We have received two cards from you & we were all so pleased to know you was well, I am happy to say we are all very well at present. I have been trying to get your address so that I can send you something useful to you & when you write please tell me of anything I can send you. You are ever in our minds & will be to the end, I am still at the same place. Alice has left the shop & is doing well. Edith is still at the King’s Arms & my word you will not know your big sisters when you come home. What a day it will be, Little Win & Jim are growing & Jim is fair little member. Ted & Sid are still alright, Mother joins with me & your Sisters & Brothers in sending our fondest love to you trusting that we shall hear from you soon I remain
Your Ever Loving Father
My dear dad,
I hope you have had a most successful week up north. If you have been having the same sort of weather we have had here it must have been delightful on the moors. Many a time have I wished I could be with you. Still it looks very much as though I shall be there next year if things go on as they are at present. The old Boche has got to take a lot in the ribs yet. The coup de grace has yet to come, though we seem to be able to do pretty much what we like with him at present.
I have absolutely no news to tell you from here. Things are going smoothly, but are dull on the whole.

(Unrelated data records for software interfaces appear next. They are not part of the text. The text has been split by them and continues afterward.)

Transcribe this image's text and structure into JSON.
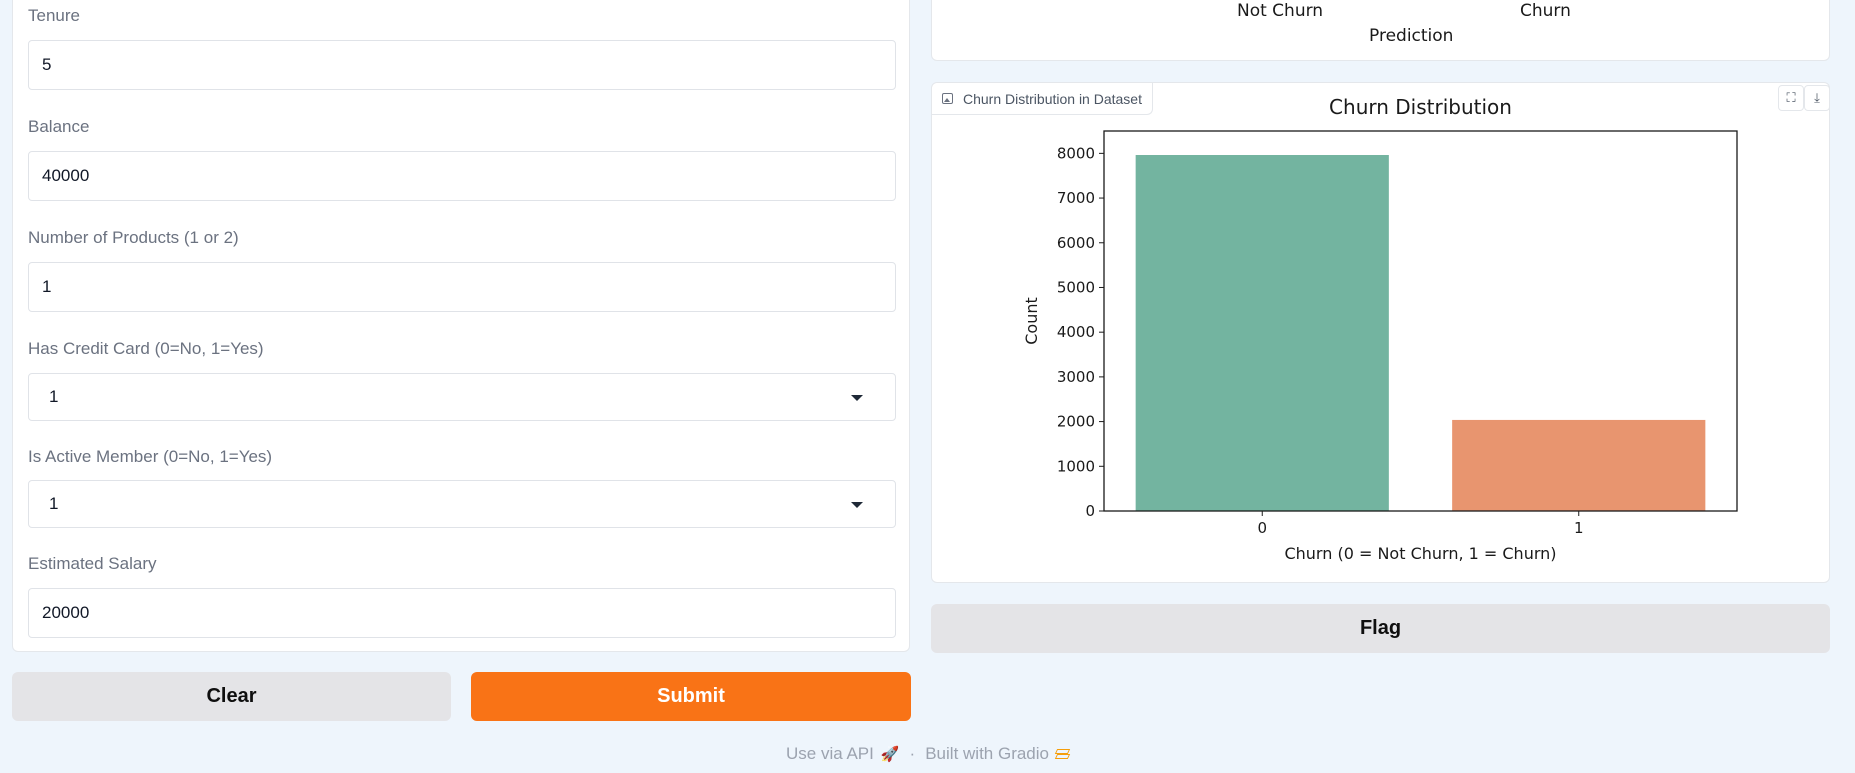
{
  "form": {
    "fields": [
      {
        "label": "Tenure",
        "value": "5"
      },
      {
        "label": "Balance",
        "value": "40000"
      },
      {
        "label": "Number of Products (1 or 2)",
        "value": "1"
      },
      {
        "label": "Has Credit Card (0=No, 1=Yes)",
        "value": "1"
      },
      {
        "label": "Is Active Member (0=No, 1=Yes)",
        "value": "1"
      },
      {
        "label": "Estimated Salary",
        "value": "20000"
      }
    ],
    "clear_label": "Clear",
    "submit_label": "Submit"
  },
  "prediction_plot": {
    "tick_labels": [
      "Not Churn",
      "Churn"
    ],
    "xlabel": "Prediction"
  },
  "chart_card": {
    "tag_label": "Churn Distribution in Dataset",
    "fullscreen_icon": "fullscreen-icon",
    "download_icon": "download-icon"
  },
  "chart_data": {
    "type": "bar",
    "title": "Churn Distribution",
    "categories": [
      "0",
      "1"
    ],
    "values": [
      7963,
      2037
    ],
    "xlabel": "Churn (0 = Not Churn, 1 = Churn)",
    "ylabel": "Count",
    "ylim": [
      0,
      8500
    ],
    "yticks": [
      0,
      1000,
      2000,
      3000,
      4000,
      5000,
      6000,
      7000,
      8000
    ],
    "colors": [
      "#73b4a0",
      "#e8956f"
    ],
    "grid": false
  },
  "flag_label": "Flag",
  "footer": {
    "api_label": "Use via API",
    "separator": "·",
    "built_label": "Built with Gradio"
  },
  "colors": {
    "background": "#eef5fc",
    "accent": "#f97316",
    "secondary_button": "#e4e4e7"
  }
}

The air is alive with rumours, the latest being that leave is extended to 20 days. There is nothing official about it, but things like that get round pretty quickly & there may be something in it. it would be futile to say I hope it is so. I had an amusing letter from Mr. Sayers the other day.
Did you have the saloon to bring you back? I wonder you haven’t borrowed it before. I bet Mr. Preston thought it was A1, & of course it is the only way to do it really. It saves all the bother of sweating after baggage – your job I gather as a rule.
Well old man I am sorry I have nothing to tell you.
Hope you are fit & well.
With very best love
Your loving son